We were lost. Or rather, he knew where we were, but it was miles from where we should be, too far away from the boat to make it before night, and so we had to bomb down to the edge of the island and make a fire before it got dark. We ran around the shingly lakeside beach, looking for enough dry wood to last us through the night (it was winter) while the dogs, three huge wolfish Alsatians, took up strategic positions around us.
With the fire going, and the sun setting, we went down to a nearby stream to try and get something to eat. Eric showed me how to tickle fish. He stood in the stream, while salmon swam past. There were quite a few slower darker looking ones around, and I asked why he didn’t take one of those. He said that they had ‘given up’; the ones that run out of energy turn a funny colour and become bad to eat. Suddenly he had one, and threw it onto the shingle where it flapped around until I brained it with a rock.
This was the first animal I had ever killed. I still remember clearly the way it arched its back, made a stretched ‘o’ with its mouth and looked me in the goddamned eye as if to say ‘death… death…’

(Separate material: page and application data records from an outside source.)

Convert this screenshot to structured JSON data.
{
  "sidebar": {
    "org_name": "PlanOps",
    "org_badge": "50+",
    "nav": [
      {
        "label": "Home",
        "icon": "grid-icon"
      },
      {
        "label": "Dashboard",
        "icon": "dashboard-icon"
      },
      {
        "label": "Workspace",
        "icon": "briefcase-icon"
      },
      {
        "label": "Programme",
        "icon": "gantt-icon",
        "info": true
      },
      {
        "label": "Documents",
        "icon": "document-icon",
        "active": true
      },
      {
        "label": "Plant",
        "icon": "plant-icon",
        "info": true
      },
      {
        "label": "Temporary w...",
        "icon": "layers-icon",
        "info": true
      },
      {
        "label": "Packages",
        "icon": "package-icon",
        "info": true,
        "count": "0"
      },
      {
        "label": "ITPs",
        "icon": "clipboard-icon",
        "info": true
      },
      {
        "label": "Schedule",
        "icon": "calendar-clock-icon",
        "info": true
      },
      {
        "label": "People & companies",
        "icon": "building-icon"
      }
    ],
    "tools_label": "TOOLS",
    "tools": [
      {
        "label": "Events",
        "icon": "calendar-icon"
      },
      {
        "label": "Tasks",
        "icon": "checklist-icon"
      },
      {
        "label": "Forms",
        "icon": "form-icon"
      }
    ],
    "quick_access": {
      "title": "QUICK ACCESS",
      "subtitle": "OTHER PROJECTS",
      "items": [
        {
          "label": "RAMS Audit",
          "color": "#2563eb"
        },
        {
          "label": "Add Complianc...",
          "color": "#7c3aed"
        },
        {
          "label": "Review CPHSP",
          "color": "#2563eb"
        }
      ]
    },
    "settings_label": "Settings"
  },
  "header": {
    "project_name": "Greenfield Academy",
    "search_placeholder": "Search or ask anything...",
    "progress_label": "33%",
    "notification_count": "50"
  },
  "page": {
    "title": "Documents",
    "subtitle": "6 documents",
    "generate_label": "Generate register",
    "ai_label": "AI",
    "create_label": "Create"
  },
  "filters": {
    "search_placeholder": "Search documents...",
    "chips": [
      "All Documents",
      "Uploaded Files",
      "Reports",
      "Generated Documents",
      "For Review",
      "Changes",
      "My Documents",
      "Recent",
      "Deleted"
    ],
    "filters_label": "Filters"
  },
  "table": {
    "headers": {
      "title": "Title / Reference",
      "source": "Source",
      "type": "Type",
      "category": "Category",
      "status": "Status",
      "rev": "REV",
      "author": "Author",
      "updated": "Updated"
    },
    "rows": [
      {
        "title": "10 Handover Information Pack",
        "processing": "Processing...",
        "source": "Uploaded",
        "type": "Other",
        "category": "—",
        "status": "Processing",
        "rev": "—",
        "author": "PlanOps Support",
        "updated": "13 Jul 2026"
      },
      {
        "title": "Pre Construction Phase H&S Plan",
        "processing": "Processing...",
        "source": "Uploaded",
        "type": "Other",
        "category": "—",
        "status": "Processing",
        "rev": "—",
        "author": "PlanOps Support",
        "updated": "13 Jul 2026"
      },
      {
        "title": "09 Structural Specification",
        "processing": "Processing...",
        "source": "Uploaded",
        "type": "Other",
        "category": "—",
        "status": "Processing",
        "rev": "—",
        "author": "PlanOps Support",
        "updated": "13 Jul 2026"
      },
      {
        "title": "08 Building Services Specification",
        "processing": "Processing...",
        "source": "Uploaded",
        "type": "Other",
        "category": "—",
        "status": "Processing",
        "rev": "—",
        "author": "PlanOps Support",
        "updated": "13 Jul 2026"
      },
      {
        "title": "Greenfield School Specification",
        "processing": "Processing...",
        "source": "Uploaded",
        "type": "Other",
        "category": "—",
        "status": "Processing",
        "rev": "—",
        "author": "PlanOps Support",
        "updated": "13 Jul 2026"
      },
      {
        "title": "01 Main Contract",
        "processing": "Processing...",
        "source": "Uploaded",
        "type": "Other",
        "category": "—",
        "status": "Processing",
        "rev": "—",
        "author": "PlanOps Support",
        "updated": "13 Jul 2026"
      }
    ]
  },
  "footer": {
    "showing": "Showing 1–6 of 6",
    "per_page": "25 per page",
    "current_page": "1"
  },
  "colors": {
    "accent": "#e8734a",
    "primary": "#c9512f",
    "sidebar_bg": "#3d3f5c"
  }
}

I ate it reverently, thinking we should kill more of the animals we eat. We sat by the light of an intensely fragrant cedarwood fire. The dogs occasionally yipped little signal-calls to each other, making me feel safe. Dogs, eh? Thanks dogs. Uncle Eric told me stories about his months and years alone in here, camping and staying in a little log cabin on another island; how he’d accidentally blown up his lunch one day with a too-powerful bullet, stumbled upon a field full of dope and had ecstatic midnight revelations about how to sell garage doors. My favourite was one where walking over a chasm he’d slipped off a log and flailingly found a branch in his hand. He looked around, following the branch up — it was a long thin fir-branch from a massive tree that was some way above him; ‘it was, I swear, holding my hand,’ he said, choking up.
Yeah, he loved the forest, Eric. He just loved it.
The moon came out, bright. It was good to see it again. Eric suggested I lie in the moon-shade or I’d have strong dreams and would be tired the next day, but I decided I’d like that; my dreams having been a little weak of late.